The fertilizer that comes in standard container potting mixes is often enough to support temporary plantings. However, for permanent plantings you’ll need to apply some fertilizer each year after the first season. Plan to use an all-purpose flowering shrub formula or a rose fertilizer, as these will have the correct ratio of nutrients for any hydrangea. In early spring, put the fertilizer around the base of the plant, but not touching any branches, and water thoroughly. Be sure that you don’t apply fertilizer after late July, as this can promote growth and prevent the plant from going into dormancy.


Ready to Plant?

Things to Consider: 

For a  temporary planting, if you plan to transplant the hydrangea into your landscape, you’ll want to make sure it is hardy in your zone. If the hydrangea will be used like an annual, there’s no need to worry about its zone range.
For a permanent planting, choose a hydrangea that is hardy in your zone. If you plan to keep it in an area that experiences freezing winter conditions, you will need to use a variety that is two zones hardier than yours. For example, if you live in zone 6, a hydrangea that’s hardy down to zone 4 would work well.

Light Requirement

The place you choose for your hydrangea should receive at least some sun or all-day dappled light. In warm regions, your hydrangea would benefit from afternoon shade, as this will reduce water loss.

Plant recommendations for both light situations:
Full sun (6+ hours of direct sun) – Panicle hydrangeas are the most sun tolerant hydrangea. Try Proven Winners Limelight Prime®

Part sun (4-6 hours of direct sun) or dappled shade – Anything but oakleaf hydrangeas*. This includes mountain, smooth, panicle, and bigleaf hydrangeas. Try Proven Winners Invincibelle Garnetta®

*We don’t recommend oakleaf hydrangeas because they don’t often look their best when grown in a container. They flourish when planted in the ground. But if you enjoy the look, go for it!

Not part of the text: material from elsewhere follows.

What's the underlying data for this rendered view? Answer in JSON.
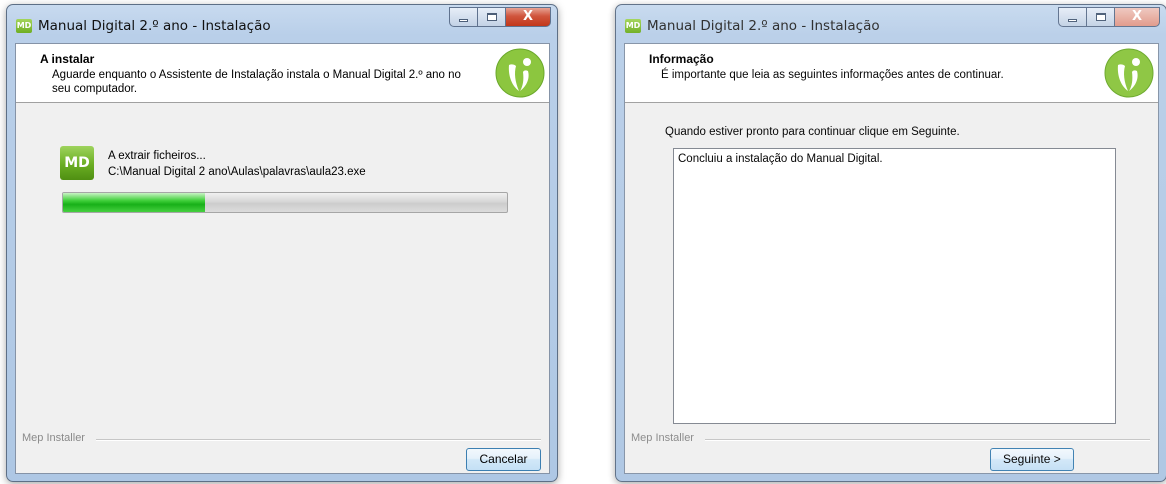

For a temporary planting, pick a hydrangea that’s already the physical size that suits your needs. It will grow a bit throughout the season, but not very much. Quart-sized hydrangeas look nice planted as a thriller, accompanied by annuals or perennials. Gallon sizes are often large enough to fill in a pot by themselves.

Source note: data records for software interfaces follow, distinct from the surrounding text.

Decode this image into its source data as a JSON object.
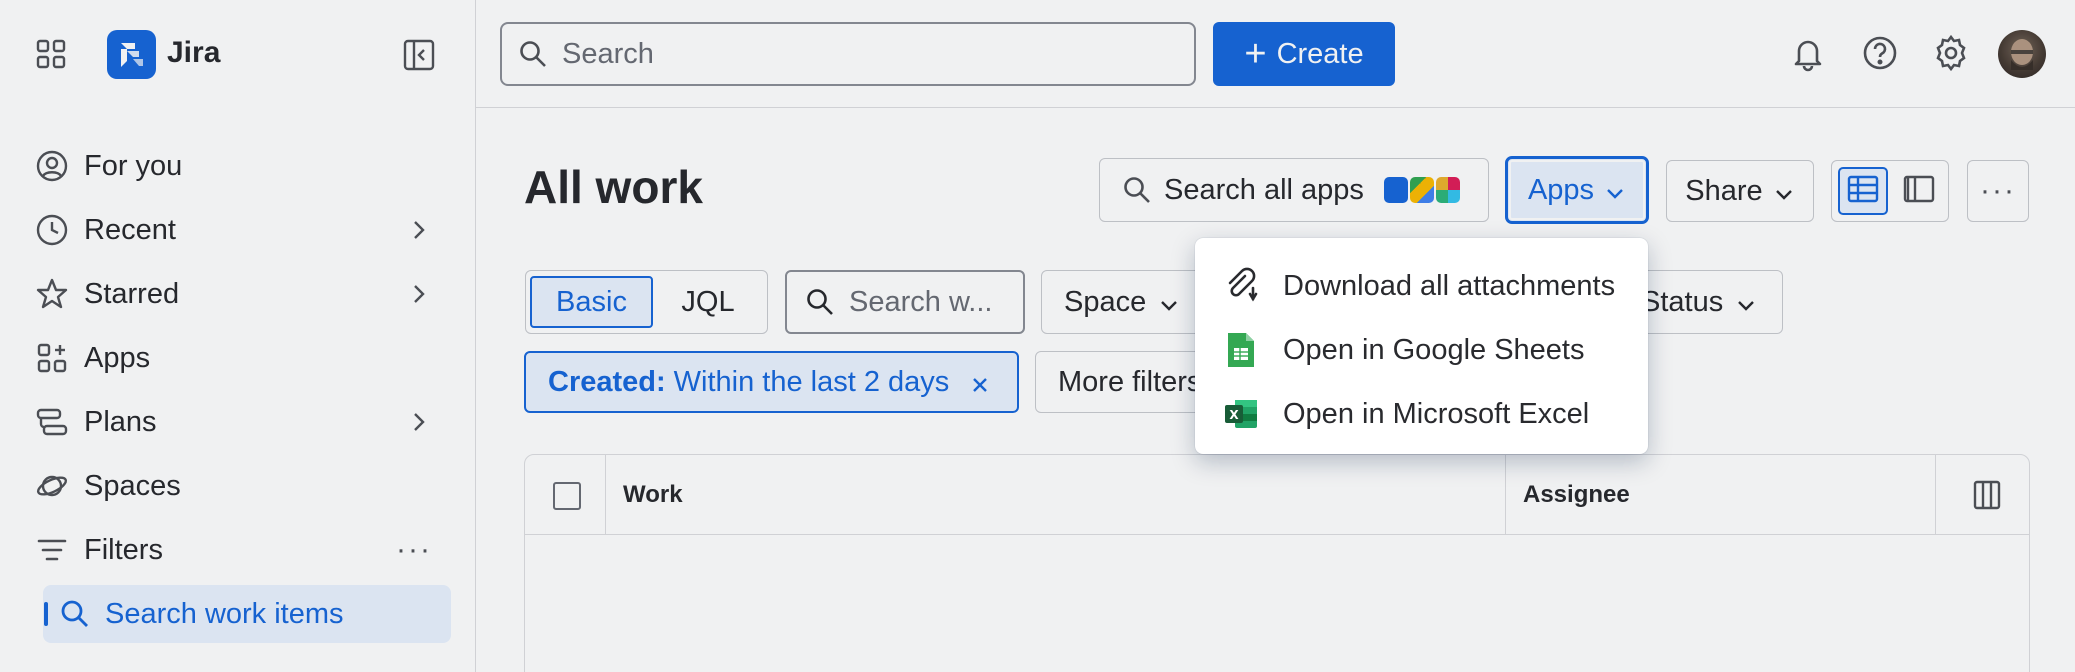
{
  "sidebar": {
    "app_name": "Jira",
    "items": [
      {
        "label": "For you",
        "icon": "person-circle-icon"
      },
      {
        "label": "Recent",
        "icon": "clock-icon"
      },
      {
        "label": "Starred",
        "icon": "star-icon"
      },
      {
        "label": "Apps",
        "icon": "apps-grid-icon"
      },
      {
        "label": "Plans",
        "icon": "plans-icon"
      },
      {
        "label": "Spaces",
        "icon": "planet-icon"
      },
      {
        "label": "Filters",
        "icon": "filter-icon"
      },
      {
        "label": "Search work items",
        "icon": "search-icon"
      }
    ]
  },
  "topbar": {
    "search_placeholder": "Search",
    "create_label": "Create"
  },
  "main": {
    "title": "All work",
    "apps_search_label": "Search all apps",
    "apps_button": "Apps",
    "share_button": "Share",
    "filters": {
      "basic": "Basic",
      "jql": "JQL",
      "search_placeholder": "Search w...",
      "space": "Space",
      "status": "Status",
      "chip_key": "Created:",
      "chip_value": "Within the last 2 days",
      "more_filters": "More filters"
    },
    "table": {
      "columns": [
        "Work",
        "Assignee"
      ]
    }
  },
  "apps_menu": {
    "items": [
      {
        "label": "Download all attachments",
        "icon": "attachment-download-icon"
      },
      {
        "label": "Open in Google Sheets",
        "icon": "google-sheets-icon"
      },
      {
        "label": "Open in Microsoft Excel",
        "icon": "microsoft-excel-icon"
      }
    ]
  },
  "colors": {
    "brand": "#1868db",
    "selected_bg": "#e9f2fe",
    "text": "#292a2e",
    "sheets_green": "#34a853",
    "excel_green": "#1d6f42"
  }
}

For a permanent planting, consider the eventual size of the hydrangea since it will be living and growing in your space for a few years. Choose one that is well-suited for the space you’d like to display it.



Potting up your shrub is as easy as planting it in the landscape, but with a few important considerations.

  1. Prevent soil from escaping out of the bottom. Cover the hole with a coffee filter, paper towel, or fine mesh. This will hold the soil in for a while, but still lets the water flow through.
  2. Fill the container with soil, up to the level where the bottom of your hydrangea will sit.
  3. Place the hydrangea (pot and all) into your container and fill soil around it, firming it into place as you go. Once the soil level of the potted hydrangea and the soil level around the outside match, remove the potted hydrangea. Gently take the plastic nursery pot off of your hydrangea and place the unpotted hydrangea back into the hole. Firm the soil in around the rootball.
  4. Water your new planting thoroughly. Come back an hour or so later and check that the soil is still level around the entire surface, since potting soil will occasionally settle and slightly expose the rootball. Fill in any low spots and lightly water again.
  5. Place a 2” layer of mulch on the soil surface and your hydrangea is ready to show off!

    You’ll know your hydrangea needs to be transplanted once it starts to slow down noticeably. It will either flower less or put on less height and width than normal. This can happen anywhere from three to five seasons after you’ve planted it. You can either transplant it into a bigger pot with new soil or find a spot for it in your landscape. Either way, you’ll plant it in the same way you would when planting a newly purchased shrub, but this time be sure to scratch those close growing roots vigorously with your fingers to loosen them up when repotting. With a nice spot that it will love, proper planting, and thorough watering, your hydrangea should thrive in its permanent home for many years.